___ Dataset

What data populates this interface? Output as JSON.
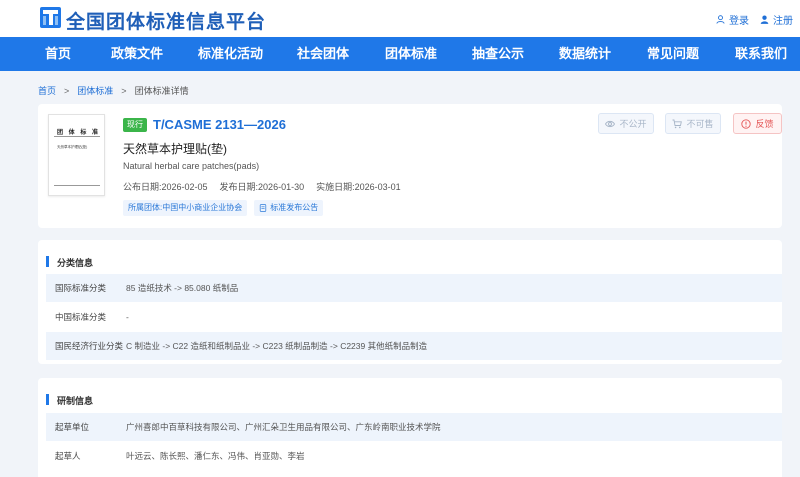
{
  "header": {
    "site_title": "全国团体标准信息平台",
    "login_label": "登录",
    "register_label": "注册"
  },
  "nav": {
    "items": [
      "首页",
      "政策文件",
      "标准化活动",
      "社会团体",
      "团体标准",
      "抽查公示",
      "数据统计",
      "常见问题",
      "联系我们"
    ]
  },
  "breadcrumb": {
    "items": [
      "首页",
      "团体标准",
      "团体标准详情"
    ],
    "separator": ">"
  },
  "standard": {
    "status": "现行",
    "number": "T/CASME 2131—2026",
    "name_cn": "天然草本护理贴(垫)",
    "name_en": "Natural herbal care patches(pads)",
    "publish_date": "公布日期:2026-02-05",
    "issue_date": "发布日期:2026-01-30",
    "effective_date": "实施日期:2026-03-01",
    "org_tag": "所属团体:中国中小商业企业协会",
    "notice_tag": "标准发布公告",
    "thumbnail": {
      "title": "团 体 标 准",
      "name": "天然草本护理贴(垫)"
    }
  },
  "actions": {
    "private_label": "不公开",
    "nosale_label": "不可售",
    "feedback_label": "反馈"
  },
  "classify": {
    "title": "分类信息",
    "rows": [
      {
        "key": "国际标准分类",
        "value": "85 造纸技术 -> 85.080 纸制品"
      },
      {
        "key": "中国标准分类",
        "value": "-"
      },
      {
        "key": "国民经济行业分类",
        "value": "C 制造业 -> C22 造纸和纸制品业 -> C223 纸制品制造 -> C2239 其他纸制品制造"
      }
    ]
  },
  "research": {
    "title": "研制信息",
    "rows": [
      {
        "key": "起草单位",
        "value": "广州喜郎中百草科技有限公司、广州汇朵卫生用品有限公司、广东岭南职业技术学院"
      },
      {
        "key": "起草人",
        "value": "叶远云、陈长熙、潘仁东、冯伟、肖亚勋、李岩"
      }
    ]
  },
  "colors": {
    "primary": "#1f78e8",
    "status_green": "#3bb54a",
    "feedback_red": "#e45656"
  }
}
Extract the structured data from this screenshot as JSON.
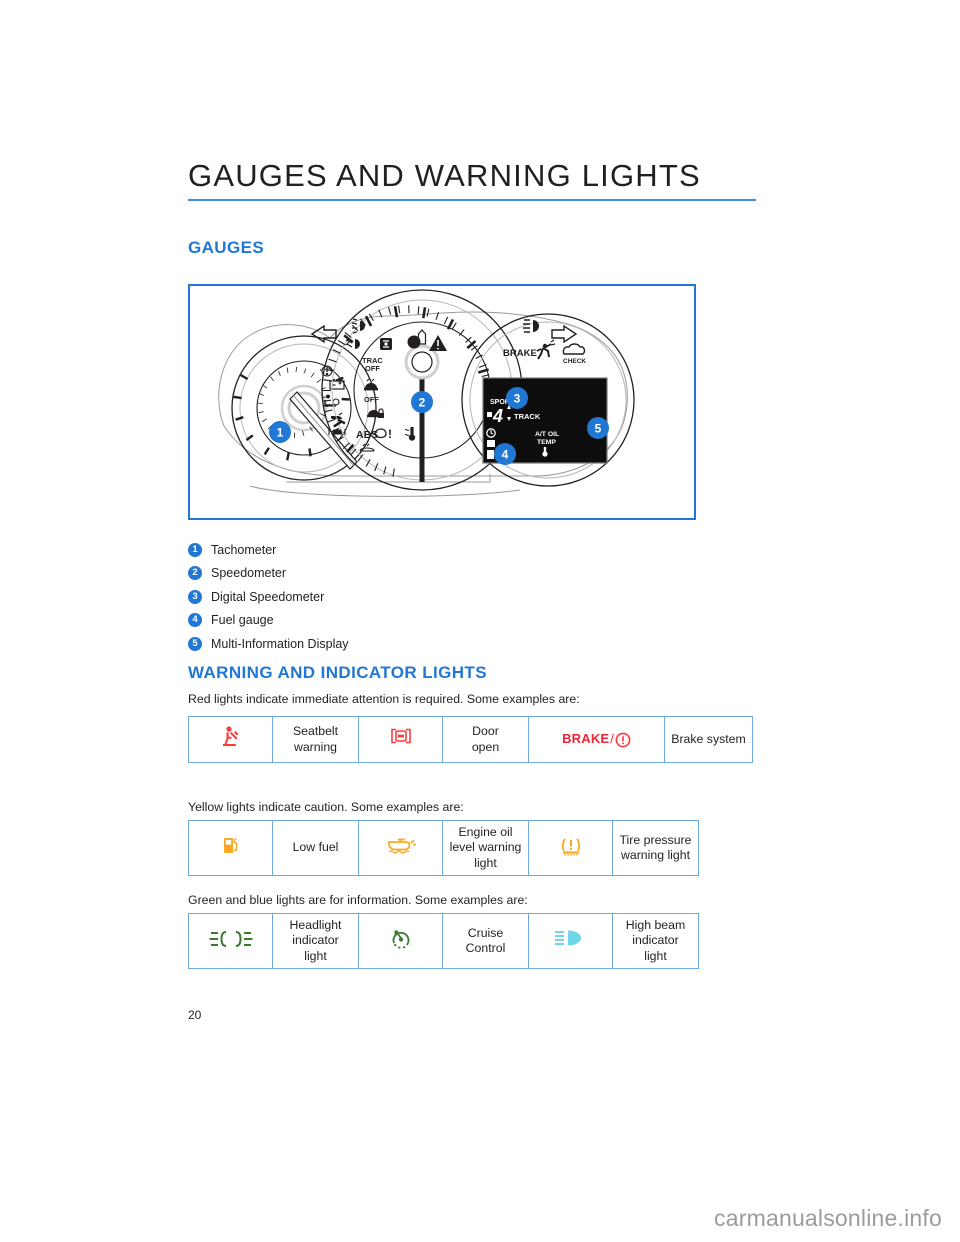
{
  "chapter": {
    "title": "GAUGES AND WARNING LIGHTS",
    "rule_color": "#3f8fdc"
  },
  "sections": {
    "gauges_heading": "GAUGES",
    "warning_heading": "WARNING AND INDICATOR LIGHTS"
  },
  "cluster_figure": {
    "callouts": [
      {
        "number": "1",
        "target": "tachometer"
      },
      {
        "number": "2",
        "target": "speedometer"
      },
      {
        "number": "3",
        "target": "digital-speedometer"
      },
      {
        "number": "4",
        "target": "fuel-gauge"
      },
      {
        "number": "5",
        "target": "multi-information-display"
      }
    ],
    "labels": {
      "abs": "ABS",
      "trac_off": "TRAC\nOFF",
      "vdc_off": "OFF",
      "brake": "BRAKE",
      "check": "CHECK",
      "sport": "SPORT",
      "track": "TRACK",
      "gear": "4",
      "at_oil_temp": "A/T OIL\nTEMP"
    },
    "border_color": "#2178d4"
  },
  "legend": {
    "items": [
      {
        "number": "1",
        "label": "Tachometer"
      },
      {
        "number": "2",
        "label": "Speedometer"
      },
      {
        "number": "3",
        "label": "Digital Speedometer"
      },
      {
        "number": "4",
        "label": "Fuel gauge"
      },
      {
        "number": "5",
        "label": "Multi-Information Display"
      }
    ],
    "badge_color": "#2178d4"
  },
  "red_lights": {
    "intro": "Red lights indicate immediate attention is required. Some examples are:",
    "color": "#ff3b3b",
    "rows": [
      {
        "icon": "seatbelt-warning-icon",
        "label": "Seatbelt\nwarning"
      },
      {
        "icon": "door-open-icon",
        "label": "Door\nopen"
      },
      {
        "icon": "brake-system-icon",
        "brake_word": "BRAKE",
        "separator": "/",
        "label": "Brake system"
      }
    ]
  },
  "yellow_lights": {
    "intro": "Yellow lights indicate caution. Some examples are:",
    "color": "#f9a825",
    "rows": [
      {
        "icon": "low-fuel-icon",
        "label": "Low fuel"
      },
      {
        "icon": "engine-oil-level-icon",
        "label": "Engine oil\nlevel warning\nlight"
      },
      {
        "icon": "tire-pressure-icon",
        "label": "Tire pressure\nwarning light"
      }
    ]
  },
  "green_blue_lights": {
    "intro": "Green and blue lights are for information. Some examples are:",
    "green_color": "#3c7a30",
    "blue_color": "#6fd8e8",
    "rows": [
      {
        "icon": "headlight-indicator-icon",
        "label": "Headlight\nindicator\nlight"
      },
      {
        "icon": "cruise-control-icon",
        "label": "Cruise\nControl"
      },
      {
        "icon": "high-beam-indicator-icon",
        "label": "High beam\nindicator\nlight"
      }
    ]
  },
  "footer": {
    "page_number": "20",
    "watermark": "carmanualsonline.info"
  }
}
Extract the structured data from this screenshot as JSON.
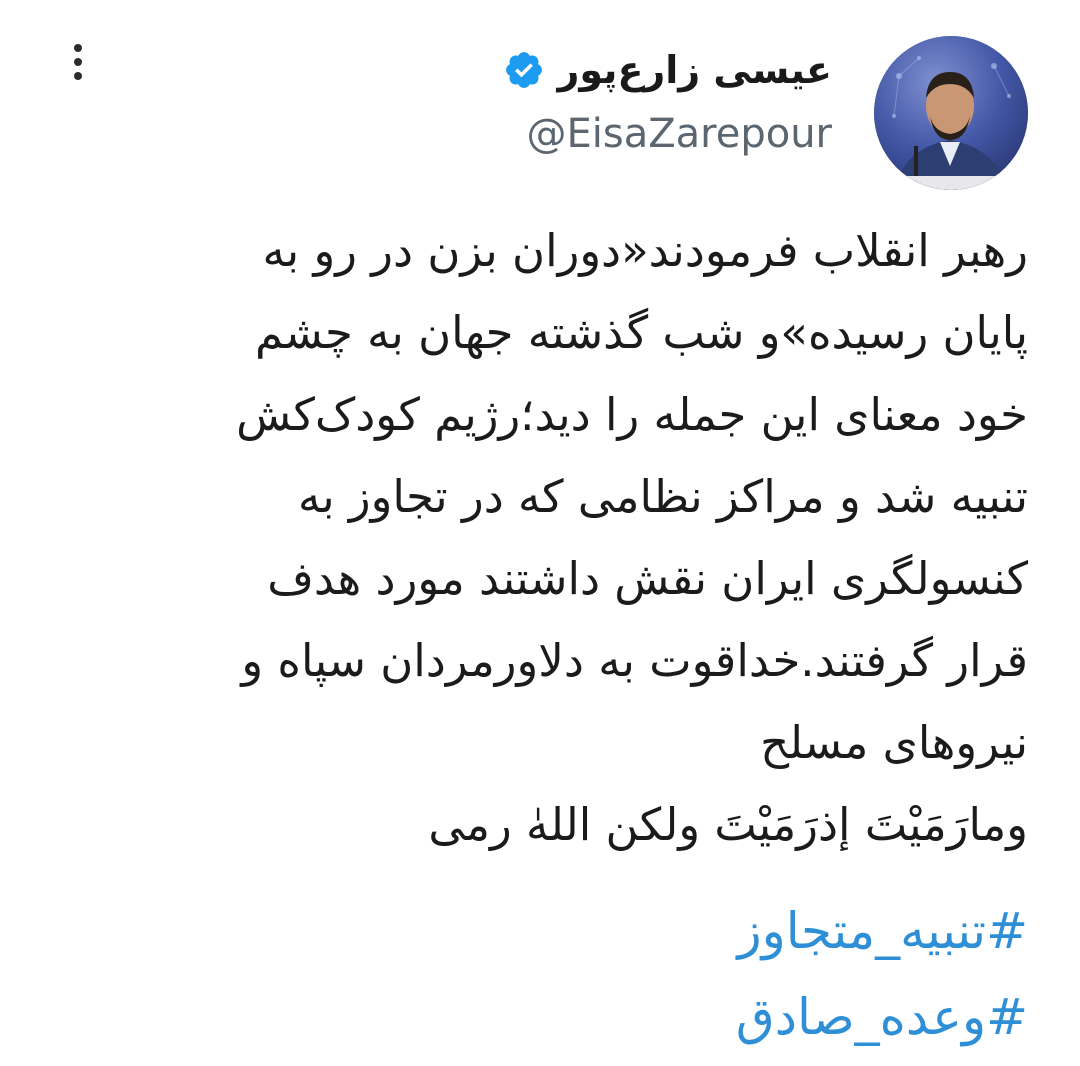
{
  "author": {
    "display_name": "عیسی زارع‌پور",
    "handle": "@EisaZarepour",
    "verified": true
  },
  "menu": {
    "icon": "more-vertical-icon"
  },
  "tweet": {
    "lines": [
      "رهبر انقلاب فرمودند«دوران بزن در رو به",
      "پایان رسیده»و شب گذشته جهان به چشم",
      "خود معنای این جمله را دید؛رژیم کودک‌کش",
      "تنبیه شد و مراکز نظامی که در تجاوز به",
      "کنسولگری ایران نقش داشتند مورد هدف",
      "قرار گرفتند.خداقوت به دلاورمردان سپاه و",
      "نیروهای مسلح",
      "ومارَمَیْتَ إذرَمَیْتَ ولکن اللهٰ رمی"
    ],
    "hashtags": [
      "#تنبیه_متجاوز",
      "#وعده_صادق"
    ]
  },
  "colors": {
    "hashtag": "#2f8fd6",
    "verified_badge": "#1d9bf0",
    "handle": "#5b6670",
    "text": "#1b1b1b"
  }
}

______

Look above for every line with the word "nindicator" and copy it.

        "label": "Headlight\nindicator\nlight"
        "label": "High beam\nindicator\nlight"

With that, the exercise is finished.